This turned out to be quite a year to do Badwater. First, it was the 25th Anniversary of the first run from Badwater to the top of Mt Whitney. That first runner, Al Arnold was there for the whole week and congratulated us at the finish line. Then there were a couple of big articles in the LA Times after the race. Well, it was after the race for some but many of us were still out on the course when the first article appeared. This race will have special meaning because, for the first time at Badwater, a woman was the overall winner. Pam Reed cut nearly two hours off the women’s course record and finished just under 28 hours. And the fires posed and interesting atmospheric challenge for many of us.
Next year? I don’t think so. This was to be my one shot at Badwater. I’m glad I finished. I love the race and the people associated with it but I want this to be my memory of Badwater. I doubt that running a faster time would give me any more than I got this year. I’ll be indebted to my crew always and feel confident that this will be an experience that they will never forget.
Thanks also to all of you who have support our training efforts and were thinking of us during the race. So many of you have said they were checking our progress on the webcast. In case you missed the NPR piece yesterday, Mike Howard send the following website when you can hear a replay: click here.
The NPR interview features Angela Brunson who runs with the Mountain Goats and is on the Runners’ Report. We were fortunate to get to know her and her crew (including boyfriend Brian and fellow Runners’ Reporter Bill Lockton) during the training clinics and at the race. Angela looked amazingly perky at the finish line and I hear she even came back and ran with the Goats last weekend! Angela and I started together but I never saw her in the race either as she buckled, finishing in 45 hours..
Thanks also to Duffy and Stan who got updates and other info and photos onto the NBB website during the race. http://www.newbasinblues.org/

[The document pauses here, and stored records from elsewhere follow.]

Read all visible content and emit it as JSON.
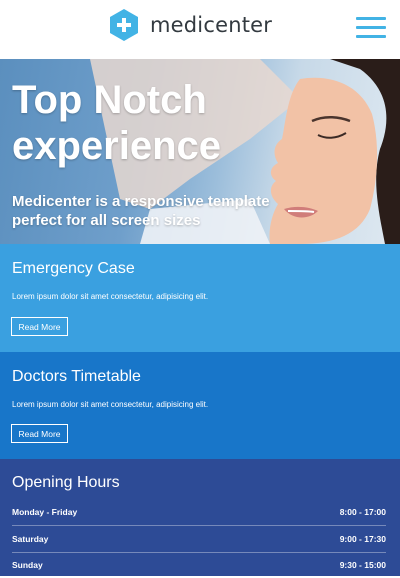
{
  "header": {
    "logo_text": "medicenter",
    "logo_icon": "hexagon-plus-icon",
    "menu_icon": "hamburger-menu-icon",
    "colors": {
      "accent": "#42b3e5",
      "logo_text": "#333a40"
    }
  },
  "hero": {
    "title": "Top Notch experience",
    "subtitle": "Medicenter is a responsive template perfect for all screen sizes"
  },
  "emergency": {
    "title": "Emergency Case",
    "text": "Lorem ipsum dolor sit amet consectetur, adipisicing elit.",
    "button_label": "Read More",
    "color": "#3aa0e0"
  },
  "doctors": {
    "title": "Doctors Timetable",
    "text": "Lorem ipsum dolor sit amet consectetur, adipisicing elit.",
    "button_label": "Read More",
    "color": "#1876c9"
  },
  "hours": {
    "title": "Opening Hours",
    "color": "#2d4b96",
    "rows": [
      {
        "day": "Monday - Friday",
        "time": "8:00 - 17:00"
      },
      {
        "day": "Saturday",
        "time": "9:00 - 17:30"
      },
      {
        "day": "Sunday",
        "time": "9:30 - 15:00"
      }
    ]
  }
}
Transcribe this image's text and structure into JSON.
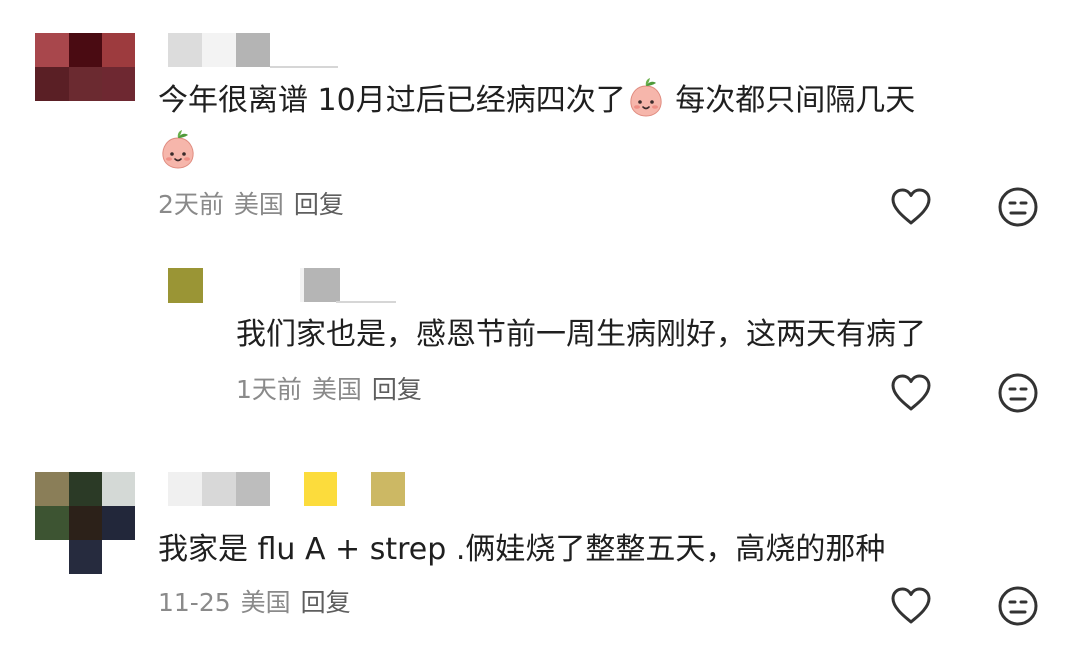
{
  "comments": [
    {
      "text_line1_a": "今年很离谱 10月过后已经病四次了",
      "text_line1_b": " 每次都只间隔几天",
      "emoji_icon": "peach-face-emoji",
      "time": "2天前",
      "location": "美国",
      "reply_label": "回复",
      "replies": [
        {
          "text": "我们家也是，感恩节前一周生病刚好，这两天有病了",
          "time": "1天前",
          "location": "美国",
          "reply_label": "回复"
        }
      ]
    },
    {
      "text": "我家是 flu A + strep .俩娃烧了整整五天，高烧的那种",
      "time": "11-25",
      "location": "美国",
      "reply_label": "回复"
    }
  ],
  "icons": {
    "like": "heart-outline-icon",
    "dislike": "neutral-face-icon"
  },
  "colors": {
    "text": "#1f1f1f",
    "meta": "#8a8a8a",
    "icon_stroke": "#333333",
    "emoji_fill": "#f6b6ab"
  }
}
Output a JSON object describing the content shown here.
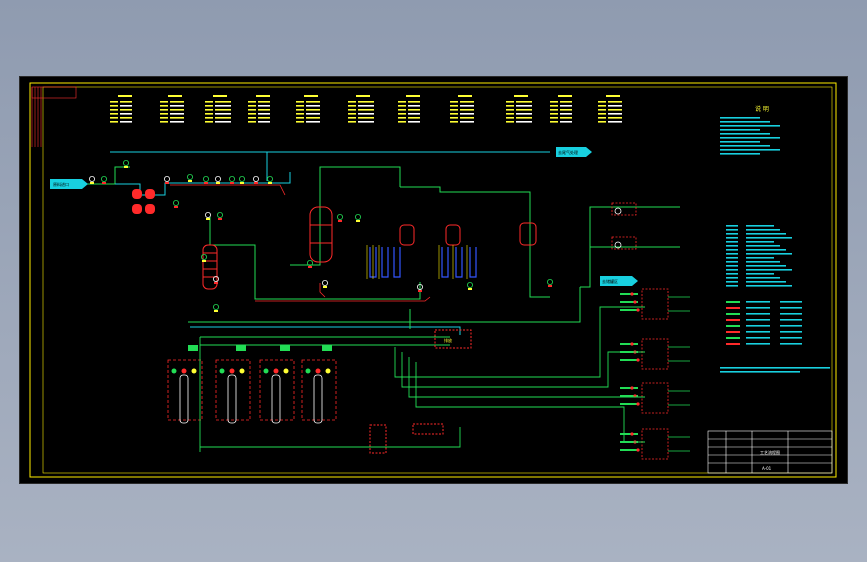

Also, JR has posted some of his pictures of the race: Badwater Ultra Heat Training Clinic-2002 http://cards.webshots.com/cp-30685947-qyez-album/45219340kqpLPo
2002 Badwater UltraMarathon Group 1: http://cards.webshots.com/cp-30685947-qyez-album/45231766pXatkn
2002 Badwater UltraMarathon Group 2: http://cards.webshots.com/cp-30685947-qyez-album/45235670tiNcnd
Ben Jones, the honorary Mayor of Badwater is also the coroner up in INYO County. He sent the following are the race: “I did a coroner’s case the other day on a 39 year-old Swiss professor who tried to go from the DV floor to Telescope peak and back. He drove out the West Side Road and 4 miles up Hanaupah Canyon Road. He parked there one or two days earlier. He made it back to within a few hundred yards of his vehicle. He died of heat stroke with extreme dehydration. His body was partially mummified within hours of his demise on the Wednesday of our Race.”